▸ **REQUIRED ACTION**
An exact copy of all the records is the expected answer.

-------- PROVIDED MATERIAL

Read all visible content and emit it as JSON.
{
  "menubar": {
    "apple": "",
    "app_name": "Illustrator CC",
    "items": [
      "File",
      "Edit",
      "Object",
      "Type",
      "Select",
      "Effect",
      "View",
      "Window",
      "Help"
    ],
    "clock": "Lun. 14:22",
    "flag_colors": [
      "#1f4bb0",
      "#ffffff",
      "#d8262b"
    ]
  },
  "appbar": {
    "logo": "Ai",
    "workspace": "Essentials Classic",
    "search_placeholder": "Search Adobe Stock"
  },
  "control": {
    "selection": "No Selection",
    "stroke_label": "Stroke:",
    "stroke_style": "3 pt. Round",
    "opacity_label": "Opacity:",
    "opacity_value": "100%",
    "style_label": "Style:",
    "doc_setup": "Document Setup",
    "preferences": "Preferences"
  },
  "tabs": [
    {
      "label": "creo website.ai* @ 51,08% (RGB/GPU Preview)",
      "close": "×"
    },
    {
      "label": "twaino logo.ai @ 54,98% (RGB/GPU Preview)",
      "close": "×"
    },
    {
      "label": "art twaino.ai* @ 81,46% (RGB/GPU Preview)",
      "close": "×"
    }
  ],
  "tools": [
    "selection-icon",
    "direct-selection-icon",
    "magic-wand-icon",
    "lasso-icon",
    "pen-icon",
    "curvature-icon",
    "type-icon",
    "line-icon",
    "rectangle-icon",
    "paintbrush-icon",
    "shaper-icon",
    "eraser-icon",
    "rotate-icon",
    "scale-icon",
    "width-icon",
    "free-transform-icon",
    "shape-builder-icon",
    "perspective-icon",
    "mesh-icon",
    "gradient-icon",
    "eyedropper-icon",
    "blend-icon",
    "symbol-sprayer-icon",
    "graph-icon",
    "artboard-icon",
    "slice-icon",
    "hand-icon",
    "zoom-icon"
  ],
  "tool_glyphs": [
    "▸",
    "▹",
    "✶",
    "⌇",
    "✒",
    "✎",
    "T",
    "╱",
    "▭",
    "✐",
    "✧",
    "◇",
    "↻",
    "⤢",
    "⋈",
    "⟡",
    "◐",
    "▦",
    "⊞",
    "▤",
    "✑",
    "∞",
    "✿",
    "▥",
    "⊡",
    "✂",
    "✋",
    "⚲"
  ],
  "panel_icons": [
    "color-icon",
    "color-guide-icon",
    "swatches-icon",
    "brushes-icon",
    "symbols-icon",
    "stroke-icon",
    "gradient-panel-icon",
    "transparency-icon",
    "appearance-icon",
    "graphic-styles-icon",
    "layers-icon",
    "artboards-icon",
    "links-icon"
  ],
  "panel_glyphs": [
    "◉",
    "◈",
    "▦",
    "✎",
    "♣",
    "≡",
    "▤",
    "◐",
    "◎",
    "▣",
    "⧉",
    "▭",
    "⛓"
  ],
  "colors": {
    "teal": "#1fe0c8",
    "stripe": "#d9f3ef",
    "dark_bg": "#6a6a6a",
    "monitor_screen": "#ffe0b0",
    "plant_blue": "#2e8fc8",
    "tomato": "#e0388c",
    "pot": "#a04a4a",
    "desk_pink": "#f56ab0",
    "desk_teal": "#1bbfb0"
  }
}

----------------

▸ **ANSWER SECTION**
Read all visible content and emit it as JSON.
{
  "menubar": {
    "apple": "",
    "app_name": "Illustrator CC",
    "items": [
      "File",
      "Edit",
      "Object",
      "Type",
      "Select",
      "Effect",
      "View",
      "Window",
      "Help"
    ],
    "clock": "Lun. 14:22",
    "flag_colors": [
      "#1f4bb0",
      "#ffffff",
      "#d8262b"
    ]
  },
  "appbar": {
    "logo": "Ai",
    "workspace": "Essentials Classic",
    "search_placeholder": "Search Adobe Stock"
  },
  "control": {
    "selection": "No Selection",
    "stroke_label": "Stroke:",
    "stroke_style": "3 pt. Round",
    "opacity_label": "Opacity:",
    "opacity_value": "100%",
    "style_label": "Style:",
    "doc_setup": "Document Setup",
    "preferences": "Preferences"
  },
  "tabs": [
    {
      "label": "creo website.ai* @ 51,08% (RGB/GPU Preview)",
      "close": "×"
    },
    {
      "label": "twaino logo.ai @ 54,98% (RGB/GPU Preview)",
      "close": "×"
    },
    {
      "label": "art twaino.ai* @ 81,46% (RGB/GPU Preview)",
      "close": "×"
    }
  ],
  "tools": [
    "selection-icon",
    "direct-selection-icon",
    "magic-wand-icon",
    "lasso-icon",
    "pen-icon",
    "curvature-icon",
    "type-icon",
    "line-icon",
    "rectangle-icon",
    "paintbrush-icon",
    "shaper-icon",
    "eraser-icon",
    "rotate-icon",
    "scale-icon",
    "width-icon",
    "free-transform-icon",
    "shape-builder-icon",
    "perspective-icon",
    "mesh-icon",
    "gradient-icon",
    "eyedropper-icon",
    "blend-icon",
    "symbol-sprayer-icon",
    "graph-icon",
    "artboard-icon",
    "slice-icon",
    "hand-icon",
    "zoom-icon"
  ],
  "tool_glyphs": [
    "▸",
    "▹",
    "✶",
    "⌇",
    "✒",
    "✎",
    "T",
    "╱",
    "▭",
    "✐",
    "✧",
    "◇",
    "↻",
    "⤢",
    "⋈",
    "⟡",
    "◐",
    "▦",
    "⊞",
    "▤",
    "✑",
    "∞",
    "✿",
    "▥",
    "⊡",
    "✂",
    "✋",
    "⚲"
  ],
  "panel_icons": [
    "color-icon",
    "color-guide-icon",
    "swatches-icon",
    "brushes-icon",
    "symbols-icon",
    "stroke-icon",
    "gradient-panel-icon",
    "transparency-icon",
    "appearance-icon",
    "graphic-styles-icon",
    "layers-icon",
    "artboards-icon",
    "links-icon"
  ],
  "panel_glyphs": [
    "◉",
    "◈",
    "▦",
    "✎",
    "♣",
    "≡",
    "▤",
    "◐",
    "◎",
    "▣",
    "⧉",
    "▭",
    "⛓"
  ],
  "colors": {
    "teal": "#1fe0c8",
    "stripe": "#d9f3ef",
    "dark_bg": "#6a6a6a",
    "monitor_screen": "#ffe0b0",
    "plant_blue": "#2e8fc8",
    "tomato": "#e0388c",
    "pot": "#a04a4a",
    "desk_pink": "#f56ab0",
    "desk_teal": "#1bbfb0"
  }
}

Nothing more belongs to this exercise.